*WHAT NEEDS TO BE DONE*: Scan the records for the word "planning". Copy each line that includes it.

*INPUT MATERIAL*:
##########

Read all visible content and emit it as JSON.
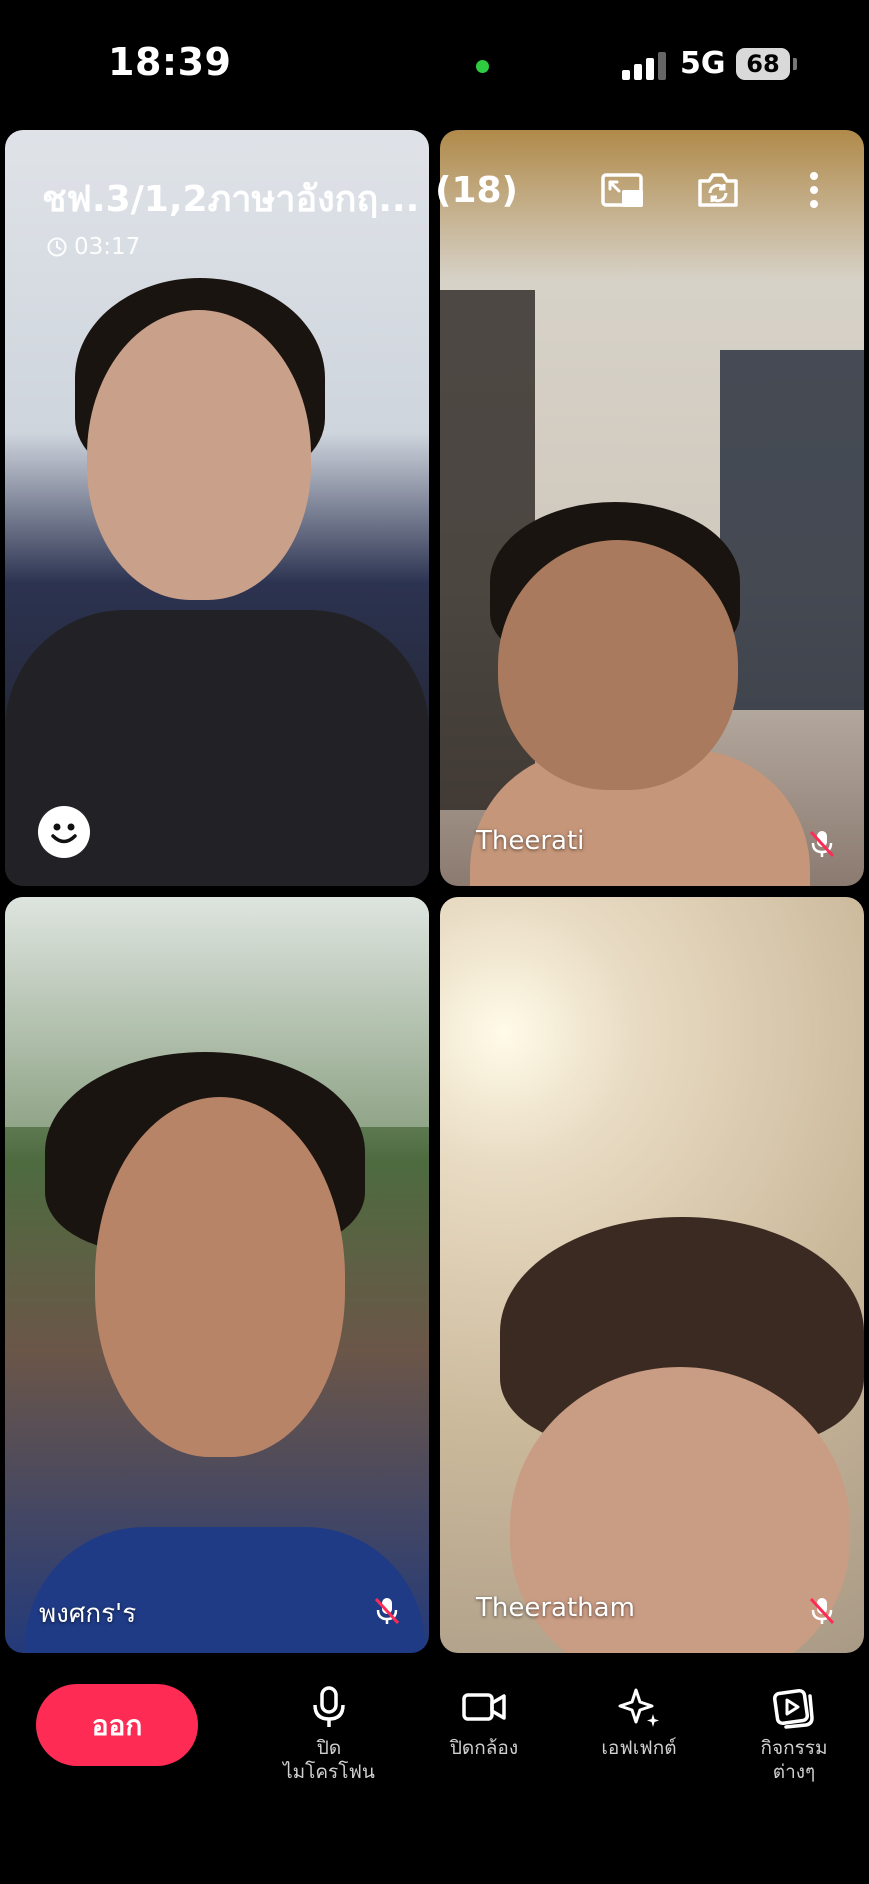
{
  "status_bar": {
    "time": "18:39",
    "network": "5G",
    "battery": "68"
  },
  "call": {
    "title": "ชฟ.3/1,2ภาษาอังกฤ...",
    "participant_count": "(18)",
    "duration": "03:17"
  },
  "participants": [
    {
      "name": ""
    },
    {
      "name": "Theerati"
    },
    {
      "name": "พงศกร'ร"
    },
    {
      "name": "Theeratham"
    }
  ],
  "controls": {
    "leave": "ออก",
    "mic_line1": "ปิด",
    "mic_line2": "ไมโครโฟน",
    "camera": "ปิดกล้อง",
    "effects": "เอฟเฟกต์",
    "activities_line1": "กิจกรรม",
    "activities_line2": "ต่างๆ"
  },
  "icons": {
    "pip": "picture-in-picture-icon",
    "flip": "flip-camera-icon",
    "more": "more-vertical-icon",
    "emoji": "emoji-icon",
    "mic": "microphone-icon",
    "video": "video-camera-icon",
    "effects": "sparkle-icon",
    "activities": "activities-icon",
    "muted": "mic-off-icon"
  },
  "colors": {
    "leave_button": "#fe2c55",
    "background": "#000000",
    "muted_slash": "#fe2c55"
  }
}
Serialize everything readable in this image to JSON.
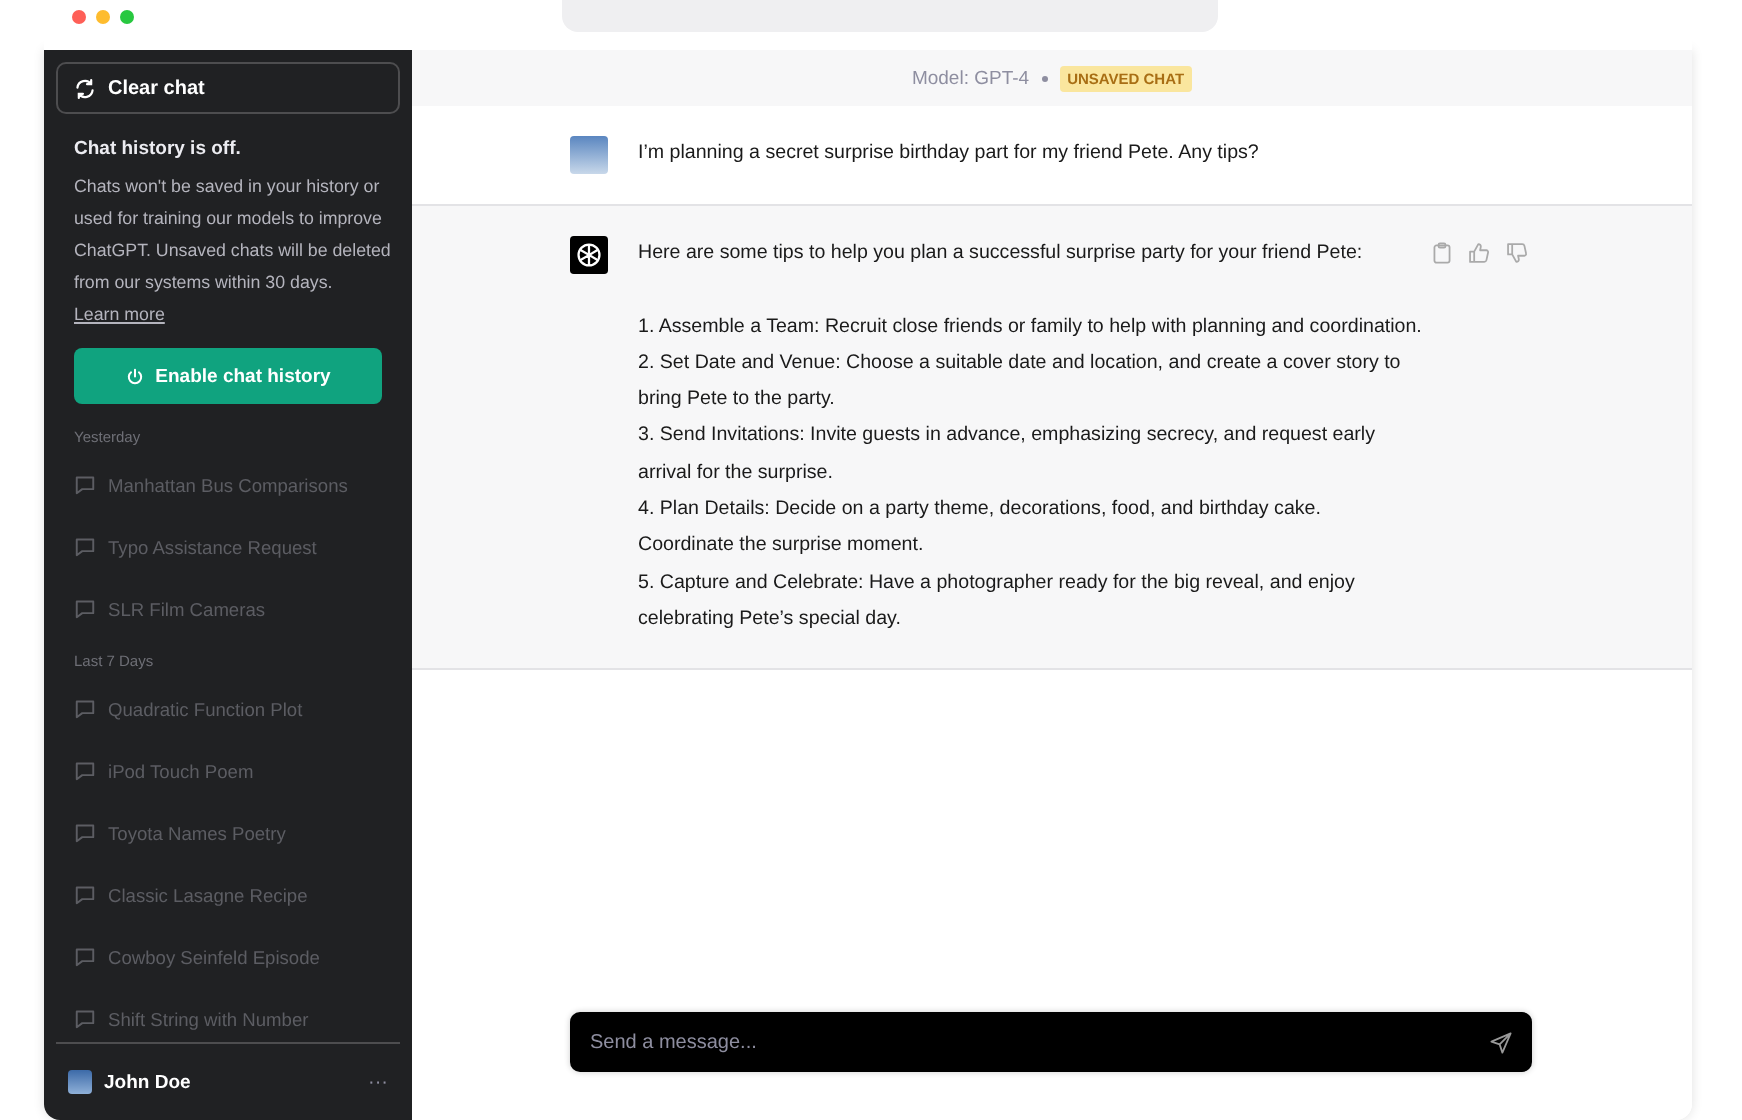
{
  "sidebar": {
    "clear_button": "Clear chat",
    "history_notice": {
      "title": "Chat history is off.",
      "body": "Chats won't be saved in your history or used for training our models to improve ChatGPT. Unsaved chats will be deleted from our systems within 30 days.",
      "link": "Learn more"
    },
    "enable_button": "Enable chat history",
    "sections": [
      {
        "label": "Yesterday",
        "items": [
          {
            "title": "Manhattan Bus Comparisons",
            "disabled": true
          },
          {
            "title": "Typo Assistance Request",
            "disabled": true
          },
          {
            "title": "SLR Film Cameras",
            "disabled": true
          }
        ]
      },
      {
        "label": "Last 7 Days",
        "items": [
          {
            "title": "Quadratic Function Plot",
            "disabled": true
          },
          {
            "title": "iPod Touch Poem",
            "disabled": true
          },
          {
            "title": "Toyota Names Poetry",
            "disabled": true
          },
          {
            "title": "Classic Lasagne Recipe",
            "disabled": true
          },
          {
            "title": "Cowboy Seinfeld Episode",
            "disabled": true
          },
          {
            "title": "Shift String with Number",
            "disabled": true
          }
        ]
      }
    ],
    "user": {
      "name": "John Doe",
      "menu": "···"
    }
  },
  "header": {
    "model": "Model: GPT-4",
    "badge": "UNSAVED CHAT"
  },
  "messages": [
    {
      "kind": "user",
      "paragraphs": [
        "I’m planning a secret surprise birthday part for my friend Pete. Any tips?"
      ]
    },
    {
      "kind": "assistant",
      "paragraphs": [
        "Here are some tips to help you plan a successful surprise party for your friend Pete:",
        "1. Assemble a Team: Recruit close friends or family to help with planning and coordination.",
        "2. Set Date and Venue: Choose a suitable date and location, and create a cover story to bring Pete to the party.",
        "3. Send Invitations: Invite guests in advance, emphasizing secrecy, and request early arrival for the surprise.",
        "4. Plan Details: Decide on a party theme, decorations, food, and birthday cake. Coordinate the surprise moment.",
        "5. Capture and Celebrate: Have a photographer ready for the big reveal, and enjoy celebrating Pete’s special day."
      ]
    }
  ],
  "composer": {
    "placeholder": "Send a message..."
  }
}
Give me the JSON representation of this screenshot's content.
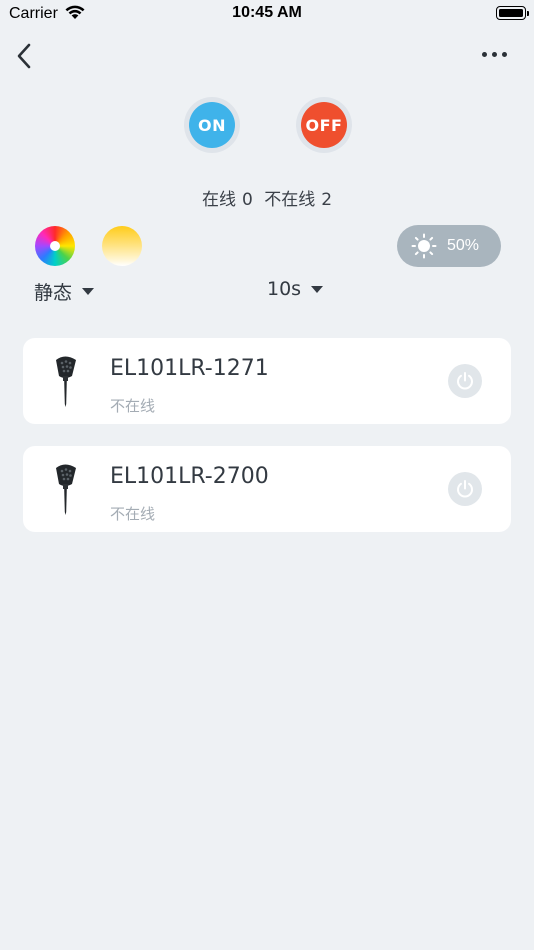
{
  "status_bar": {
    "carrier": "Carrier",
    "time": "10:45 AM"
  },
  "controls": {
    "on_label": "ON",
    "off_label": "OFF",
    "online_label": "在线",
    "online_count": "0",
    "offline_label": "不在线",
    "offline_count": "2",
    "brightness": "50%",
    "mode_selected": "静态",
    "speed_selected": "10s"
  },
  "devices": [
    {
      "name": "EL101LR-1271",
      "status": "不在线"
    },
    {
      "name": "EL101LR-2700",
      "status": "不在线"
    }
  ],
  "colors": {
    "on": "#3fb3ea",
    "off": "#ef4f2e",
    "background": "#eef1f4",
    "brightness_pill": "#a9b5be"
  },
  "icons": [
    "wifi-icon",
    "battery-icon",
    "back-chevron-icon",
    "more-dots-icon",
    "sun-icon",
    "caret-down-icon",
    "spotlight-lamp-icon",
    "power-icon"
  ]
}
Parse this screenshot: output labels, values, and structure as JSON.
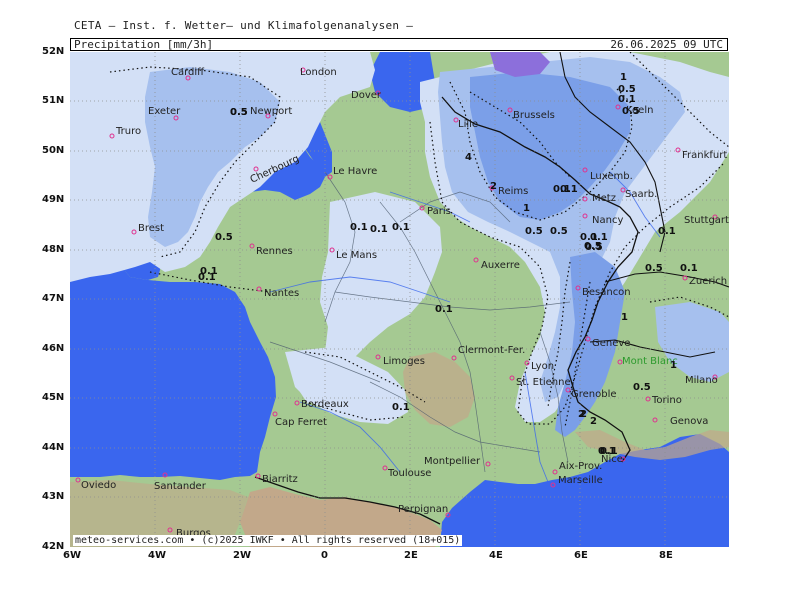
{
  "header": {
    "credit": "CETA — Inst. f. Wetter— und Klimafolgenanalysen —",
    "title": "Precipitation [mm/3h]",
    "timestamp": "26.06.2025 09 UTC"
  },
  "footer": "meteo-services.com • (c)2025 IWKF • All rights reserved (18+015)",
  "axes": {
    "lat_labels": [
      "52N",
      "51N",
      "50N",
      "49N",
      "48N",
      "47N",
      "46N",
      "45N",
      "44N",
      "43N",
      "42N"
    ],
    "lon_labels": [
      "6W",
      "4W",
      "2W",
      "0",
      "2E",
      "4E",
      "6E",
      "8E"
    ]
  },
  "cities": [
    "Cardiff",
    "London",
    "Dover",
    "Exeter",
    "Newport",
    "Truro",
    "Lille",
    "Brussels",
    "Koeln",
    "Frankfurt",
    "Cherbourg",
    "Le Havre",
    "Luxemb.",
    "Saarb.",
    "Brest",
    "Paris",
    "Reims",
    "Metz",
    "Nancy",
    "Stuttgart",
    "Rennes",
    "Le Mans",
    "Auxerre",
    "Zuerich",
    "Nantes",
    "Besancon",
    "Geneve",
    "Clermont-Fer.",
    "Limoges",
    "Lyon",
    "St. Etienne",
    "Mont Blanc",
    "Milano",
    "Grenoble",
    "Bordeaux",
    "Torino",
    "Cap Ferret",
    "Genova",
    "Nice",
    "Montpellier",
    "Toulouse",
    "Aix-Prov.",
    "Biarritz",
    "Marseille",
    "Oviedo",
    "Santander",
    "Perpignan",
    "Burgos"
  ],
  "values": [
    "0.5",
    "0.1",
    "1",
    "0.5",
    "0.1",
    "0.5",
    "0.1",
    "0.5",
    "0.1",
    "4",
    "2",
    "0.1",
    "1",
    "0.5",
    "0.1",
    "0.5",
    "0.1",
    "0.5",
    "0.1",
    "1",
    "0.1",
    "1",
    "0.5",
    "2",
    "0.1",
    "0.1",
    "0.1",
    "0.5",
    "0.1",
    "0.1",
    "0.5",
    "0.1",
    "0.5",
    "2",
    "0.1",
    "2"
  ],
  "colors": {
    "sea": "#3a66ee",
    "land": "#a5c992",
    "precip_light": "#d3e0f6",
    "precip_moderate": "#a6c0ee",
    "precip_heavy": "#7b9fe8",
    "precip_intense": "#8c6fdb",
    "mountain": "#c2a88a"
  }
}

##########

*OUTPUT OF THE EXERCISE*:
        "I’m planning a secret surprise birthday part for my friend Pete. Any tips?"
        "1. Assemble a Team: Recruit close friends or family to help with planning and coordination.",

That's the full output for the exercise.